Collect each line of the records containing the string "empleo".

▸ Dataset rows for apps and sites
-- Opening Marker --

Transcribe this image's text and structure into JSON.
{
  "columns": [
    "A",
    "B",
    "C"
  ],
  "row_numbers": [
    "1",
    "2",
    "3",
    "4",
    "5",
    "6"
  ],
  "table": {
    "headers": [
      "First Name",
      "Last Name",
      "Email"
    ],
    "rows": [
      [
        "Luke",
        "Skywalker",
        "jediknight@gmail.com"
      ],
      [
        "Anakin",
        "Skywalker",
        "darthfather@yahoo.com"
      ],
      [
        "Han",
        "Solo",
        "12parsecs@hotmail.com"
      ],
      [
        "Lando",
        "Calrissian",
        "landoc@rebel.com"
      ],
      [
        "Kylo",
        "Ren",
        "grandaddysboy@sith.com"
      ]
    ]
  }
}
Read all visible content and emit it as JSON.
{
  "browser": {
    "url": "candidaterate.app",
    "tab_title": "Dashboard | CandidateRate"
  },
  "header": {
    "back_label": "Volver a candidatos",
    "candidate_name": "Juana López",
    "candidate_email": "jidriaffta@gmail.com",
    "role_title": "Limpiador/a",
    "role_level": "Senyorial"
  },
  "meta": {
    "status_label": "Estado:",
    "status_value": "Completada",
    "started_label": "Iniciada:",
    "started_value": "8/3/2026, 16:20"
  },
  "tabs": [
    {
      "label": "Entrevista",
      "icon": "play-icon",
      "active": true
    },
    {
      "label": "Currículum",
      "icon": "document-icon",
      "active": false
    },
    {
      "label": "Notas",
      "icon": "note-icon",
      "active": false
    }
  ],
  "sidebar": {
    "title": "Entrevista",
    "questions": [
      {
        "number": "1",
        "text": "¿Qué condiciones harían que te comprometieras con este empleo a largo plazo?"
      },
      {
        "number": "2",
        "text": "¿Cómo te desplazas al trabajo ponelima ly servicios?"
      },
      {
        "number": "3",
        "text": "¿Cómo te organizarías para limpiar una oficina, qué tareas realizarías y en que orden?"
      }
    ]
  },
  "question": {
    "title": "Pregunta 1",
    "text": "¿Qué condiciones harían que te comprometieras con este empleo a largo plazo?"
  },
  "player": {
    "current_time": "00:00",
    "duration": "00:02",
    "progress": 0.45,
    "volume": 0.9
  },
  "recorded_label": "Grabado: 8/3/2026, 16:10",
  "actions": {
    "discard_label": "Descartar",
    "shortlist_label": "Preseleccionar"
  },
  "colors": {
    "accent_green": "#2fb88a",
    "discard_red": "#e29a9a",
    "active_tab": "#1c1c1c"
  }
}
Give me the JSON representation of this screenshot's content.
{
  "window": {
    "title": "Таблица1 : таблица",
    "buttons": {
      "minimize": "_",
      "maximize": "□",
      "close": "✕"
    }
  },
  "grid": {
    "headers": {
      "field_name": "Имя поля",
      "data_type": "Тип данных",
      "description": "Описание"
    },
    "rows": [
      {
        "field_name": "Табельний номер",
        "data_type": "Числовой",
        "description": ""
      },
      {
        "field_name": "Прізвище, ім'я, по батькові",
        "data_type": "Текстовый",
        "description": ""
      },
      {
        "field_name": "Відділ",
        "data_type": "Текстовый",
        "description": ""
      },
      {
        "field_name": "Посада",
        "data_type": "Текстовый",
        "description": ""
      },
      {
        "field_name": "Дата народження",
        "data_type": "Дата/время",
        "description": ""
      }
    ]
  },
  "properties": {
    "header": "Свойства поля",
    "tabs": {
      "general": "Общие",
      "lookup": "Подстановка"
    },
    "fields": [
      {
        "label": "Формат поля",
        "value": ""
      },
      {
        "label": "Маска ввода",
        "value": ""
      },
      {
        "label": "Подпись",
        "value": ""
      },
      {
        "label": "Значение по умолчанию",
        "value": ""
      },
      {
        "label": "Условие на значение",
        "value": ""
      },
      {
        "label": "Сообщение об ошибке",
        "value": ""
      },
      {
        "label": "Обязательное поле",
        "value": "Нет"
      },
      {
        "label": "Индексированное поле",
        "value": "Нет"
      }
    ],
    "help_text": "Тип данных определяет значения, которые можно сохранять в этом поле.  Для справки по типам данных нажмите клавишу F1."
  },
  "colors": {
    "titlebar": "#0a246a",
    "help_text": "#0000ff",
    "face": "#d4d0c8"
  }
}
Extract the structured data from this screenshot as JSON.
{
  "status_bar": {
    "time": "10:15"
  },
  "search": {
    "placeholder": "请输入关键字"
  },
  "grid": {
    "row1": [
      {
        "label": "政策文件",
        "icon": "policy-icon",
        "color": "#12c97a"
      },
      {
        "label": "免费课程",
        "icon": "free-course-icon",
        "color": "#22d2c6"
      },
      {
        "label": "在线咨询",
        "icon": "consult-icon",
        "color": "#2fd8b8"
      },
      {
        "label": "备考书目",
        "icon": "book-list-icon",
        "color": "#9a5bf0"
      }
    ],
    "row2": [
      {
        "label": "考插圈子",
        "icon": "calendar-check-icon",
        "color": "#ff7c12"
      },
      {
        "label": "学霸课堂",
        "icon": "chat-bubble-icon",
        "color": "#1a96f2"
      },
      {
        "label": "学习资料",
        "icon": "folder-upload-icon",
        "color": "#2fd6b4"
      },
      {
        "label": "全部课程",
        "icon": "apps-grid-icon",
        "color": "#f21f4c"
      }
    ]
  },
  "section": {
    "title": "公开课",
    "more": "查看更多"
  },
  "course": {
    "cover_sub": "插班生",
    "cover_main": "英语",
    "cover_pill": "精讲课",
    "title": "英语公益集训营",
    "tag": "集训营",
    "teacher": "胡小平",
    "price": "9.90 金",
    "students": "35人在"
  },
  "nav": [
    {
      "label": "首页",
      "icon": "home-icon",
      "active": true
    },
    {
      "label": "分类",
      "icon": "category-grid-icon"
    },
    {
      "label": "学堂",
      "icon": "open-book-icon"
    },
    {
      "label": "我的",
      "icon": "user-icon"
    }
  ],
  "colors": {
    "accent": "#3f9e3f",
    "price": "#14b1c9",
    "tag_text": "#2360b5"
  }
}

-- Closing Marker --

▸ SOLVED PROBLEM
        "text": "¿Qué condiciones harían que te comprometieras con este empleo a largo plazo?"
    "text": "¿Qué condiciones harían que te comprometieras con este empleo a largo plazo?"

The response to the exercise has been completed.